>> an unhappy trading floor at deutsche bank, cutting bonuses by 80%. the previous year, deutsche bank cut the bonus pool by 17%. dan curtis created a custom index. these bars track the compensation of global markets and investment bank business as a percent of total compensation. it has fallen to 44% at the end of 2016. matt: there are 30,000 functions on the bloomberg, and we always enjoy showing you our favorite on bloomberg television. maybe they will become your favorites as well. here is another function you will find useful, quic . it will take you to our quick takes where you can get context and insight into timely topics. here is a quick take from this week. ♪ >> time now for our bloomberg quick take where we provide context and background on issues of interest.

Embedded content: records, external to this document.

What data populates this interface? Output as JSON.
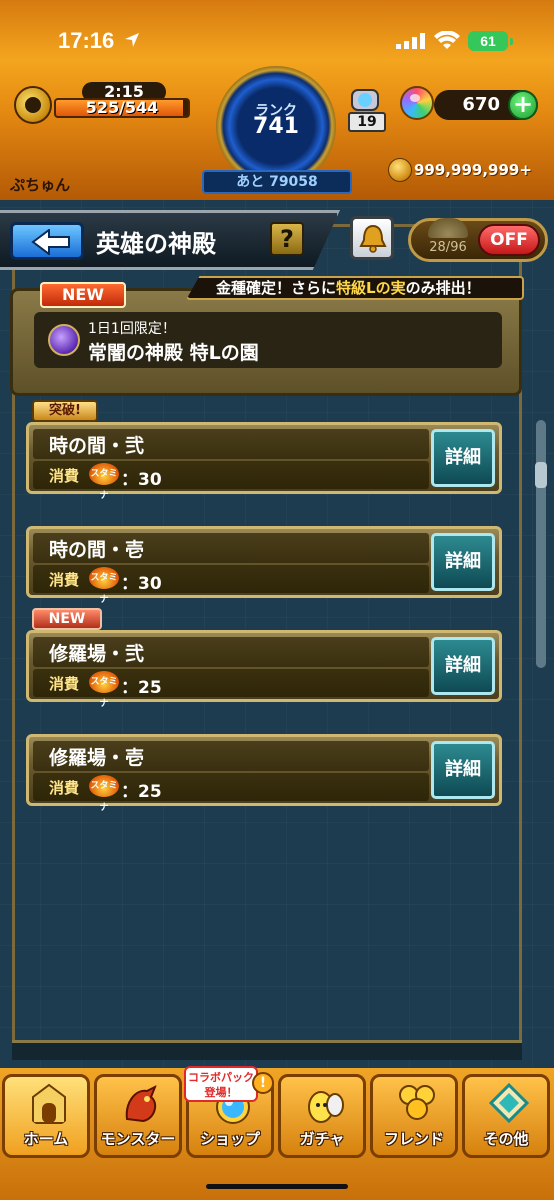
{
  "status_bar": {
    "time": "17:16",
    "battery": "61"
  },
  "header": {
    "stamina_timer": "2:15",
    "stamina": "525/544",
    "stamina_fraction": 0.965,
    "rank_label": "ランク",
    "rank_value": "741",
    "next_exp": "あと 79058",
    "capsule_count": "19",
    "orb_count": "670",
    "player_name": "ぷちゅん",
    "coin_count": "999,999,999+"
  },
  "title_bar": {
    "title": "英雄の神殿",
    "help": "?",
    "toggle_count": "28/96",
    "toggle_state": "OFF"
  },
  "event": {
    "badge": "NEW",
    "banner_prefix": "金種確定！さらに",
    "banner_highlight": "特級Lの実",
    "banner_suffix": "のみ排出！",
    "subtitle": "1日1回限定！",
    "title": "常闇の神殿 特Lの園"
  },
  "quests": [
    {
      "tag": "突破!",
      "name": "時の間・弐",
      "cost_label": "消費",
      "stamina_icon": "スタミナ",
      "cost": "：30",
      "detail": "詳細"
    },
    {
      "tag": "",
      "name": "時の間・壱",
      "cost_label": "消費",
      "stamina_icon": "スタミナ",
      "cost": "：30",
      "detail": "詳細"
    },
    {
      "tag": "NEW",
      "name": "修羅場・弐",
      "cost_label": "消費",
      "stamina_icon": "スタミナ",
      "cost": "：25",
      "detail": "詳細"
    },
    {
      "tag": "",
      "name": "修羅場・壱",
      "cost_label": "消費",
      "stamina_icon": "スタミナ",
      "cost": "：25",
      "detail": "詳細"
    }
  ],
  "bottom_nav": {
    "collab_bubble": "コラボパック登場！",
    "alert": "!",
    "items": [
      {
        "label": "ホーム",
        "icon": "home-gate-icon"
      },
      {
        "label": "モンスター",
        "icon": "dragon-icon"
      },
      {
        "label": "ショップ",
        "icon": "rainbow-orb-icon"
      },
      {
        "label": "ガチャ",
        "icon": "egg-icon"
      },
      {
        "label": "フレンド",
        "icon": "balloons-icon"
      },
      {
        "label": "その他",
        "icon": "diamond-menu-icon"
      }
    ]
  }
}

the central bank started cutting interest rates to near zero after the 2008 financial crisis. they thought things would gradually get back to normal. now they are wondering what normal means. rates are still super low and unlikely to come all the way back. the reason is the neutral rate of interest which stimulates the economy or cools it down -- in november, after donald trump election, u.s. bond yields rose, lifted by a promise of enormous tax cuts combined with higher spending on infrastructure. in the longer perspective, this rise is a blip after more than two decades of steadily falling rates. these low rates leave central ranks little or no room to cut again if stimulus is required. neutral interest rates have historically tracked economic growth, which is largely determined by productivity, and productivity is less than 1% the year since 1970 in the united states.
the climbing birth rates have -- declining birth rates have led to an increase in the ratio of workers to dependents. workers save more than dependents. at the same time, the falling price of machine and capital goods has kept spending on investments low and created a savings which has acted to further lower interest rates. here is the argument, unable to cut interest rates further, central banks have had to find other ways of stimulating demand, such as quantitative easing. fiscal stimulus proposed by president is another possibility. budget deficits push interest rates higher. matt: that was just one of the many quick takes you can find on the bloomberg. you can also find them at bloomberg.com along with the latest business news and analysis 24 hours a day. that will be all for "bloomberg best" this week. i am matt miller from berlin. thank you for watching bloomberg television.
david: the live audience does not intimidate you, right? oprah: not a bit. [laughter] david: no? ok. you came from very modest circumstances. oprah: modest is not the word. david: very few people in the world are known by one name. oprah: they started me a campaign called "what is an oprah?" david: you are a big shareholder in weight watchers. oprah: that is a sign, when weight watchers says, let us help you. david: have you ever thought you could actually run for president? oprah: i thought, oh, gee, i don't have the experience. i don't know enough. i don't know and now i am thinking, oh? [laughter] >> would you fix your tie, please? david: well, people wouldn't recognize me if my tie was fixed, but ok. just leave it this way.